case story | oticon 'delta'


Background and brief

4 in 5 people who need a hearing aid won't use one. One important reason is the stigma attached to hearing loss - people are afraid their surroundings will regard them as slightly dim, and there's a sense that hearing aids signal age and thus decay.

Oticon wanted to address this classic issue in a new type of hearing device aimed initially at first-time users. It was to distance itself significantly from traditional hearing aids, while also being as small and discreet as possible. This would partly be facilitated by moving the speaker out of the main unit and placing it directly in the ear.


I set out with a few main ambitions for the project:

  • A physical configuration which would comply with the general anatomy of the outer ear, and thus be discreet and well-fitting.
  • A design expression which would not relate recognizably to any traditional hearing aids as we know them today, in an effort to avoid the sense of stigmatization or handicap in users.
  • An air of a modern hi-tech device, more akin to music earphones or mobile phone accessories.  A fashionable "sensory-assistive accessory" comparable in status or general regard to eyeglasses.
  • An idea that the device could have associations to certain types of jewelry such as earrings or gemstones, so as to instill a sense of great value - although it was very important to maintain a unisex aspect.
  • And of course it was vital that the functionality of the device should be fully supported and indeed complemented by the design.

Process and solution

The process involved extensive sketching and modelling, supported by studies of the anatomy of the outer ear.  Testing was carried out on different people's ears, and the feedback processed. This resulted in the presentation of 4 distinct concepts, of which Tiger-tooth (as the concept was initially called) was selected for further development.

The triangular shape presented a practical way of arranging the indivdual components and circuitry ideally from a technical point of view, as well as minimizing the device for discreetness, in relation to the anatomy of the ear. 

Specifically, the construction idea is a novel concept in which a core unit is enveloped by a "protective" shell, which we have referred to during the development process as the "Taco shell", due to its shape.

Initially, to underscore this concept, the shell was to be distinct from the core, its contents, in that it should have its own color, surface and sheen.  The core unit would remain the same universal color and texture, whereas the shell could be envisioned in as interchangeable, with a multitude of available colors, allowing for personalization.

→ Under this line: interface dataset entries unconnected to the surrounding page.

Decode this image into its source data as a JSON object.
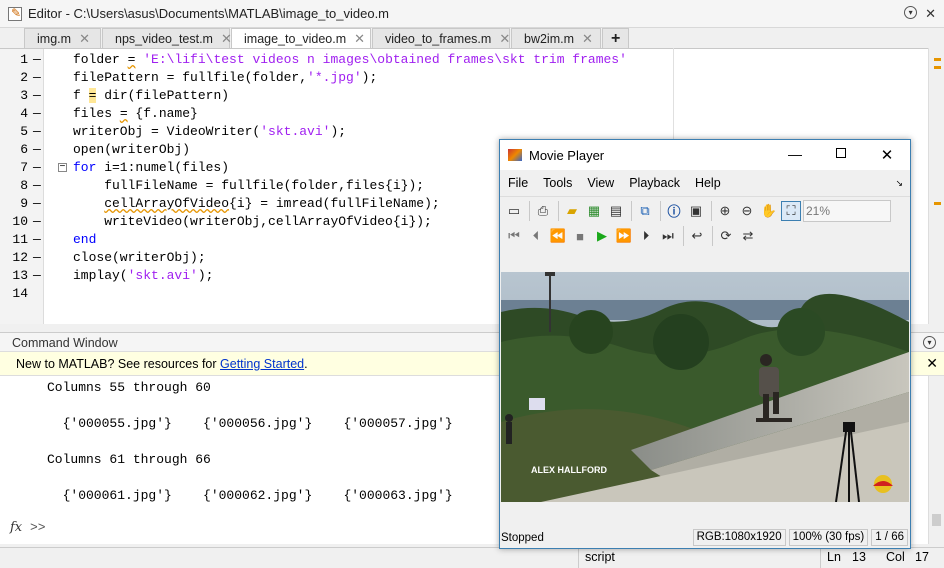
{
  "editor": {
    "title": "Editor - C:\\Users\\asus\\Documents\\MATLAB\\image_to_video.m",
    "tabs": [
      {
        "label": "img.m"
      },
      {
        "label": "nps_video_test.m"
      },
      {
        "label": "image_to_video.m",
        "active": true
      },
      {
        "label": "video_to_frames.m"
      },
      {
        "label": "bw2im.m"
      }
    ],
    "add_tab": "+",
    "lines": [
      {
        "n": "1",
        "text": "folder = 'E:\\lifi\\test videos n images\\obtained frames\\skt trim frames'"
      },
      {
        "n": "2",
        "text": "filePattern = fullfile(folder,'*.jpg');"
      },
      {
        "n": "3",
        "text": "f = dir(filePattern)"
      },
      {
        "n": "4",
        "text": "files = {f.name}"
      },
      {
        "n": "5",
        "text": "writerObj = VideoWriter('skt.avi');"
      },
      {
        "n": "6",
        "text": "open(writerObj)"
      },
      {
        "n": "7",
        "text": "for i=1:numel(files)"
      },
      {
        "n": "8",
        "text": "    fullFileName = fullfile(folder,files{i});"
      },
      {
        "n": "9",
        "text": "    cellArrayOfVideo{i} = imread(fullFileName);"
      },
      {
        "n": "10",
        "text": "    writeVideo(writerObj,cellArrayOfVideo{i});"
      },
      {
        "n": "11",
        "text": "end"
      },
      {
        "n": "12",
        "text": "close(writerObj);"
      },
      {
        "n": "13",
        "text": "implay('skt.avi');"
      },
      {
        "n": "14",
        "text": ""
      }
    ]
  },
  "command_window": {
    "title": "Command Window",
    "banner_text": "New to MATLAB? See resources for ",
    "banner_link": "Getting Started",
    "banner_end": ".",
    "lines": [
      "Columns 55 through 60",
      "  {'000055.jpg'}    {'000056.jpg'}    {'000057.jpg'}",
      "Columns 61 through 66",
      "  {'000061.jpg'}    {'000062.jpg'}    {'000063.jpg'}"
    ],
    "prompt": ">>"
  },
  "status_bar": {
    "mode": "script",
    "ln_label": "Ln",
    "ln": "13",
    "col_label": "Col",
    "col": "17"
  },
  "movie_player": {
    "title": "Movie Player",
    "menu": [
      "File",
      "Tools",
      "View",
      "Playback",
      "Help"
    ],
    "zoom": "21%",
    "overlay_text": "ALEX HALLFORD",
    "status": "Stopped",
    "resolution": "RGB:1080x1920",
    "rate": "100% (30 fps)",
    "frame": "1 / 66"
  }
}
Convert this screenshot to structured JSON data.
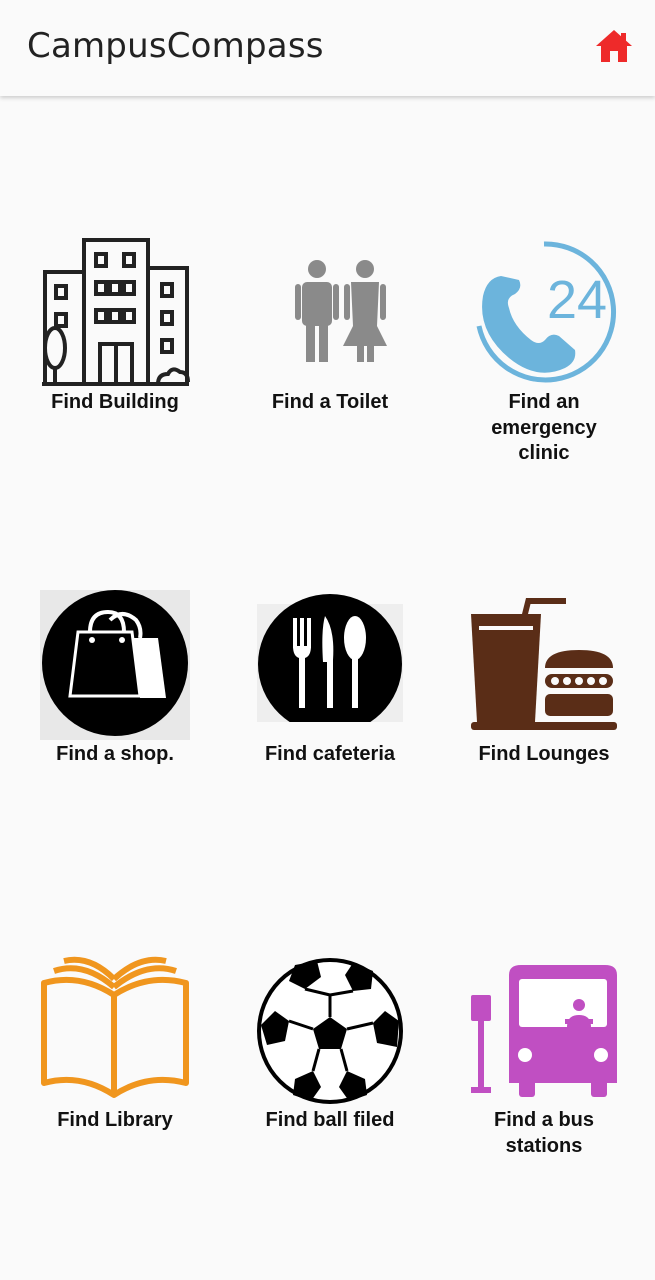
{
  "appbar": {
    "title": "CampusCompass",
    "home_icon": "home-icon",
    "home_color": "#ee2a2a"
  },
  "tiles": [
    {
      "label": "Find Building",
      "icon": "building-icon"
    },
    {
      "label": "Find a Toilet",
      "icon": "toilet-icon"
    },
    {
      "label": "Find an emergency clinic",
      "icon": "emergency-phone-24-icon"
    },
    {
      "label": "Find a shop.",
      "icon": "shopping-bag-icon"
    },
    {
      "label": "Find cafeteria",
      "icon": "cutlery-icon"
    },
    {
      "label": "Find Lounges",
      "icon": "drink-burger-icon"
    },
    {
      "label": "Find Library",
      "icon": "open-book-icon"
    },
    {
      "label": "Find ball filed",
      "icon": "soccer-ball-icon"
    },
    {
      "label": "Find a bus stations",
      "icon": "bus-station-icon"
    }
  ],
  "colors": {
    "phone_blue": "#6cb4dc",
    "book_orange": "#f0961e",
    "bus_purple": "#c04fc2",
    "lounge_brown": "#5a2d17",
    "toilet_gray": "#8a8a8a"
  }
}
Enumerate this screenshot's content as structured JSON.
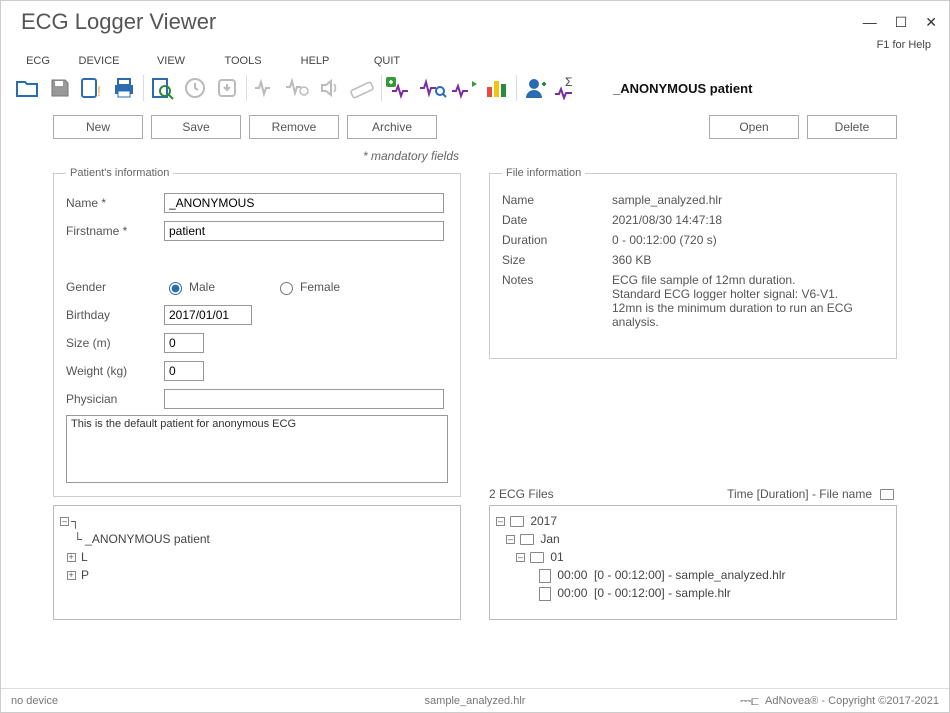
{
  "title": "ECG Logger Viewer",
  "help_hint": "F1 for Help",
  "menu": [
    "ECG",
    "DEVICE",
    "VIEW",
    "TOOLS",
    "HELP",
    "QUIT"
  ],
  "toolbar_patient": "_ANONYMOUS patient",
  "buttons": {
    "new": "New",
    "save": "Save",
    "remove": "Remove",
    "archive": "Archive",
    "open": "Open",
    "delete": "Delete"
  },
  "mandatory_note": "* mandatory fields",
  "patient_legend": "Patient's information",
  "file_legend": "File information",
  "labels": {
    "name": "Name *",
    "firstname": "Firstname *",
    "gender": "Gender",
    "birthday": "Birthday",
    "size": "Size (m)",
    "weight": "Weight (kg)",
    "physician": "Physician",
    "male": "Male",
    "female": "Female"
  },
  "patient": {
    "name": "_ANONYMOUS",
    "firstname": "patient",
    "gender": "male",
    "birthday": "2017/01/01",
    "size": "0",
    "weight": "0",
    "physician": "",
    "description": "This is the default patient for anonymous ECG"
  },
  "file_labels": {
    "name": "Name",
    "date": "Date",
    "duration": "Duration",
    "size": "Size",
    "notes": "Notes"
  },
  "file": {
    "name": "sample_analyzed.hlr",
    "date": "2021/08/30  14:47:18",
    "duration": "0 - 00:12:00 (720 s)",
    "size": "360 KB",
    "notes": "ECG file sample of 12mn duration.\nStandard ECG logger holter signal: V6-V1.\n12mn is the minimum duration to run an ECG analysis."
  },
  "patient_tree": {
    "root": "_ANONYMOUS patient",
    "children": [
      "L",
      "P"
    ]
  },
  "ecg_header": {
    "count": "2 ECG Files",
    "sort": "Time [Duration] - File name"
  },
  "ecg_tree": {
    "year": "2017",
    "month": "Jan",
    "day": "01",
    "files": [
      "00:00  [0 - 00:12:00] - sample_analyzed.hlr",
      "00:00  [0 - 00:12:00] - sample.hlr"
    ]
  },
  "status": {
    "left": "no device",
    "center": "sample_analyzed.hlr",
    "right": "AdNovea® - Copyright ©2017-2021"
  }
}
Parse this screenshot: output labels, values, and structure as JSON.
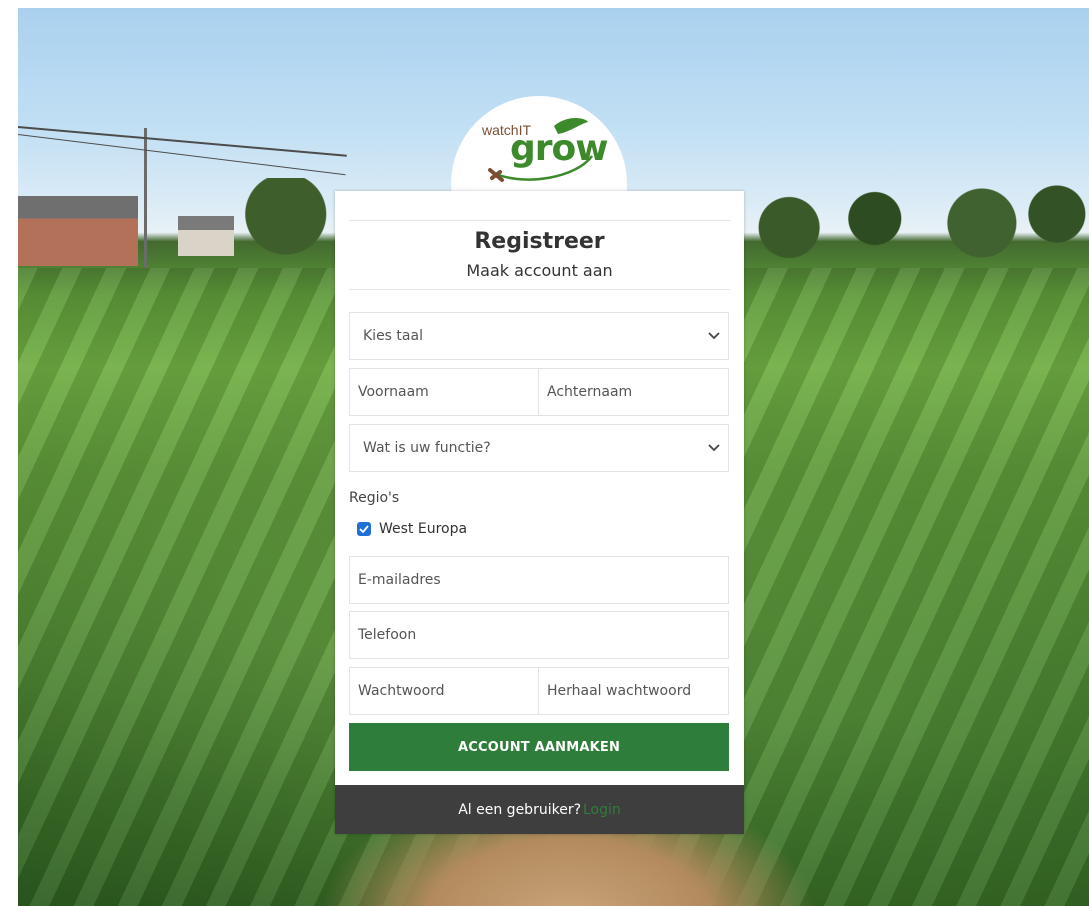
{
  "logo": {
    "line1": "watchIT",
    "line2": "grow",
    "brand_green": "#3d8a2c",
    "brand_brown": "#7a4f35"
  },
  "form": {
    "title": "Registreer",
    "subtitle": "Maak account aan",
    "language_select": {
      "value": "Kies taal"
    },
    "first_name": {
      "placeholder": "Voornaam"
    },
    "last_name": {
      "placeholder": "Achternaam"
    },
    "function_select": {
      "value": "Wat is uw functie?"
    },
    "regions_label": "Regio's",
    "regions": [
      {
        "label": "West Europa",
        "checked": true
      }
    ],
    "email": {
      "placeholder": "E-mailadres"
    },
    "phone": {
      "placeholder": "Telefoon"
    },
    "password": {
      "placeholder": "Wachtwoord"
    },
    "password_repeat": {
      "placeholder": "Herhaal wachtwoord"
    },
    "submit_label": "ACCOUNT AANMAKEN",
    "submit_color": "#2f7d3b"
  },
  "footer": {
    "prompt": "Al een gebruiker?",
    "login_link": "Login",
    "background": "#3e3e3e"
  },
  "icons": {
    "select_chevron": "chevron-down-icon",
    "checkbox": "checkmark-icon"
  }
}
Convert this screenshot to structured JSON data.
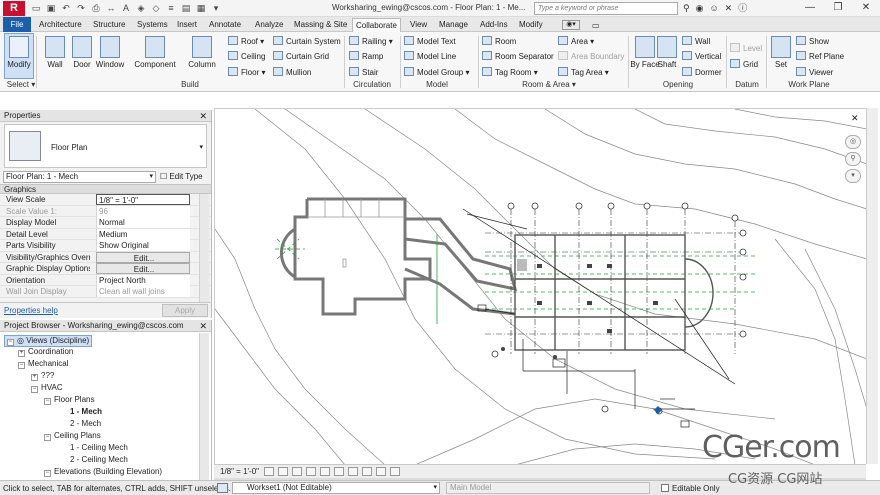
{
  "title_bar": {
    "logo": "R",
    "title": "Worksharing_ewing@cscos.com - Floor Plan: 1 - Me...",
    "search_placeholder": "Type a keyword or phrase",
    "help_label": "?"
  },
  "tabs": [
    {
      "label": "File"
    },
    {
      "label": "Architecture"
    },
    {
      "label": "Structure"
    },
    {
      "label": "Systems"
    },
    {
      "label": "Insert"
    },
    {
      "label": "Annotate"
    },
    {
      "label": "Analyze"
    },
    {
      "label": "Massing & Site"
    },
    {
      "label": "Collaborate"
    },
    {
      "label": "View"
    },
    {
      "label": "Manage"
    },
    {
      "label": "Add-Ins"
    },
    {
      "label": "Modify"
    }
  ],
  "ribbon": {
    "select_panel": {
      "label": "Select",
      "modify": "Modify"
    },
    "build_panel": {
      "label": "Build",
      "big": [
        "Wall",
        "Door",
        "Window",
        "Component",
        "Column"
      ],
      "col1": [
        "Roof",
        "Ceiling",
        "Floor"
      ],
      "col2": [
        "Curtain  System",
        "Curtain  Grid",
        "Mullion"
      ]
    },
    "circulation_panel": {
      "label": "Circulation",
      "items": [
        "Railing",
        "Ramp",
        "Stair"
      ]
    },
    "model_panel": {
      "label": "Model",
      "items": [
        "Model  Text",
        "Model  Line",
        "Model  Group"
      ]
    },
    "room_panel": {
      "label": "Room & Area",
      "items": [
        "Room",
        "Room  Separator",
        "Tag  Room",
        "Area",
        "Area  Boundary",
        "Tag  Area"
      ]
    },
    "opening_panel": {
      "label": "Opening",
      "big": [
        "By Face",
        "Shaft"
      ],
      "items": [
        "Wall",
        "Vertical",
        "Dormer"
      ]
    },
    "datum_panel": {
      "label": "Datum",
      "items": [
        "Level",
        "Grid"
      ]
    },
    "workplane_panel": {
      "label": "Work Plane",
      "big": "Set",
      "items": [
        "Show",
        "Ref  Plane",
        "Viewer"
      ]
    }
  },
  "properties": {
    "header": "Properties",
    "type_name": "Floor Plan",
    "instance_selector": "Floor Plan: 1 - Mech",
    "edit_type": "Edit Type",
    "group": "Graphics",
    "rows": [
      {
        "key": "View Scale",
        "value": "1/8\" = 1'-0\""
      },
      {
        "key": "Scale Value    1:",
        "value": "96"
      },
      {
        "key": "Display Model",
        "value": "Normal"
      },
      {
        "key": "Detail Level",
        "value": "Medium"
      },
      {
        "key": "Parts Visibility",
        "value": "Show Original"
      },
      {
        "key": "Visibility/Graphics Overr...",
        "value": "Edit..."
      },
      {
        "key": "Graphic Display Options",
        "value": "Edit..."
      },
      {
        "key": "Orientation",
        "value": "Project North"
      },
      {
        "key": "Wall Join Display",
        "value": "Clean all wall joins"
      }
    ],
    "help_link": "Properties help",
    "apply": "Apply"
  },
  "project_browser": {
    "header": "Project Browser - Worksharing_ewing@cscos.com",
    "nodes": [
      {
        "label": "Views (Discipline)",
        "toggle": "−"
      },
      {
        "label": "Coordination",
        "toggle": "+"
      },
      {
        "label": "Mechanical",
        "toggle": "−"
      },
      {
        "label": "???",
        "toggle": "+"
      },
      {
        "label": "HVAC",
        "toggle": "−"
      },
      {
        "label": "Floor Plans",
        "toggle": "−"
      },
      {
        "label": "1 - Mech",
        "toggle": ""
      },
      {
        "label": "2 - Mech",
        "toggle": ""
      },
      {
        "label": "Ceiling Plans",
        "toggle": "−"
      },
      {
        "label": "1 - Ceiling Mech",
        "toggle": ""
      },
      {
        "label": "2 - Ceiling Mech",
        "toggle": ""
      },
      {
        "label": "Elevations (Building Elevation)",
        "toggle": "−"
      }
    ]
  },
  "view_control": {
    "scale": "1/8\" = 1'-0\""
  },
  "status_bar": {
    "message": "Click to select, TAB for alternates, CTRL adds, SHIFT unselects.",
    "workset": "Workset1 (Not Editable)",
    "model": "Main Model",
    "editable_only": "Editable Only"
  },
  "watermark": {
    "main": "CGer.com",
    "sub": "CG资源 CG网站"
  }
}
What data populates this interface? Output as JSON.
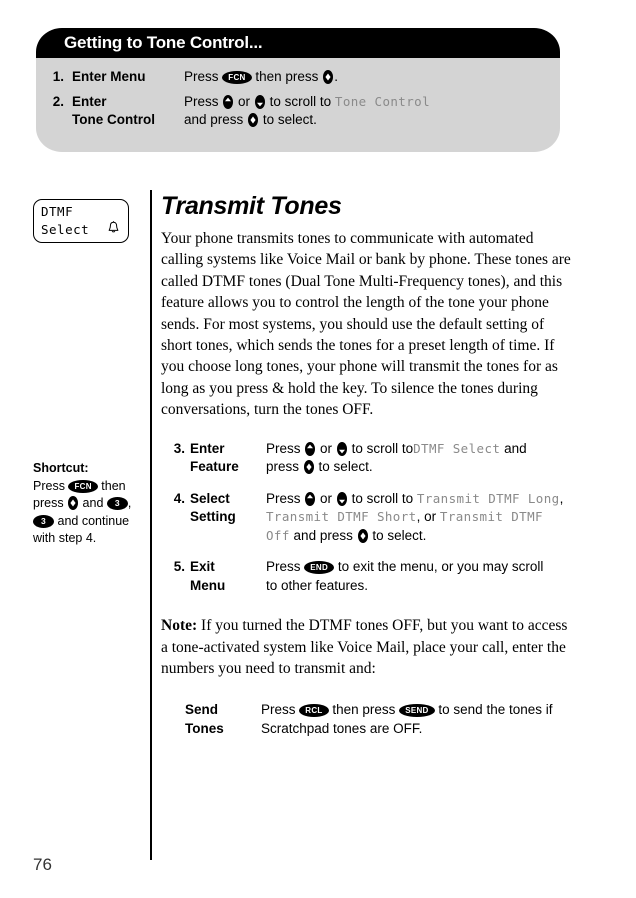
{
  "callout": {
    "title": "Getting to Tone Control...",
    "steps": [
      {
        "num": "1.",
        "name": "Enter Menu",
        "desc_parts": [
          "Press ",
          "FCN",
          " then press ",
          "SELECT",
          "."
        ]
      },
      {
        "num": "2.",
        "name": "Enter Tone Control",
        "name_line1": "Enter",
        "name_line2": "Tone Control",
        "desc_parts": [
          "Press ",
          "UP",
          " or ",
          "DOWN",
          " to scroll to ",
          "Tone Control",
          " and press ",
          "SELECT",
          " to select."
        ]
      }
    ]
  },
  "phone_display": {
    "line1": "DTMF",
    "line2": "Select",
    "indicator_icon": "bell-icon"
  },
  "shortcut": {
    "title": "Shortcut:",
    "text_parts": [
      "Press ",
      "FCN",
      " then press ",
      "SELECT",
      " and ",
      "3",
      ", ",
      "3",
      " and continue with step 4."
    ],
    "keys": [
      "FCN",
      "3",
      "3"
    ],
    "step_reference": "step 4."
  },
  "main": {
    "title": "Transmit Tones",
    "intro": "Your phone transmits tones to communicate with automated calling systems like Voice Mail or bank by phone. These tones are called DTMF tones (Dual Tone Multi-Frequency tones), and this feature allows you to control the length of the tone your phone sends. For most systems, you should use the default setting of short tones, which sends the tones for a preset length of time. If you choose long tones, your phone will transmit the tones for as long as you press & hold the key. To silence the tones during conversations, turn the tones OFF.",
    "steps": [
      {
        "num": "3.",
        "name_line1": "Enter",
        "name_line2": "Feature",
        "lcd_values": [
          "DTMF Select"
        ]
      },
      {
        "num": "4.",
        "name_line1": "Select",
        "name_line2": "Setting",
        "lcd_values": [
          "Transmit DTMF Long",
          "Transmit DTMF Short",
          "Transmit DTMF Off"
        ]
      },
      {
        "num": "5.",
        "name_line1": "Exit",
        "name_line2": "Menu",
        "desc": "Press END to exit the menu, or you may scroll to other features."
      }
    ],
    "note_label": "Note:",
    "note_text": "If you turned the DTMF tones OFF, but you want to access a tone-activated system like Voice Mail, place your call, enter the numbers you need to transmit and:",
    "send_tones": {
      "name_line1": "Send",
      "name_line2": "Tones",
      "desc_tail": "to send the tones if Scratchpad tones are OFF."
    }
  },
  "labels": {
    "press": "Press",
    "or": "or",
    "to_scroll_to": "to scroll to",
    "and": "and",
    "and_press": "and press",
    "to_select": "to select.",
    "press_lower": "press",
    "comma": ",",
    "or_lower": "or",
    "then_press": "then press",
    "exit_menu_tail": "to exit the menu, or you may scroll",
    "exit_menu_tail2": "to other features.",
    "send_tail": "to send the tones if",
    "send_tail2": "Scratchpad tones are OFF.",
    "period": "."
  },
  "keys": {
    "fcn": "FCN",
    "end": "END",
    "rcl": "RCL",
    "send": "SEND",
    "three": "3"
  },
  "page_number": "76",
  "colors": {
    "callout_bg": "#d4d4d4",
    "header_bg": "#000000",
    "header_text": "#ffffff",
    "lcd_text": "#8a8a8a",
    "body_text": "#000000"
  }
}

The basic color, Champagne, was an effort to create a discreet skin tone without the prosthetic associations of the standard Beige.  The metallic sheen lent the shell a more valuable feel, accenting  the shape with its lustre.

The shape of Delta is characterized by taut curves and surfaces.  The shell's lines, colors and surface take their cue from the field of automobile design as much as anything else, again placing the device firmly away from traditional handicap devices or prosthetics, creating an object that's desirable rather than just a necessary evil.


Aside from winning a string of industry awards, Delta has succeeded in attracting a great number of both old and new users, previously unimpressed with the thought of wearing a hearing aid.

Overwhelmingly, reactions have been very positive, with regards to Delta's design and form factor as well as to the actual functionality of the device. Sales have greatly exceeded expectations, and dispensers report that getting devices over the counter has become a lot simpler with the introduction of Oticon Delta.

The Client

Oticon is one of the largest hearing device manufacturers in the world, founded in 1904 by Hans Demant. The company is a subsidiary of the William Demant Holding Group and consists of a global network of sister companies and agencies to ensure the distribution of hearing devices in over 100 countries.

Mr. Demant was driven by a profound desire to help his hard-of hearing wife and others lead a better life - a humanistic philosophy that is still the core of Oticon's mission. A focus on the individual needs and wishes of hard-of-hearing people drives the development of cutting edge technology, systems and solutions.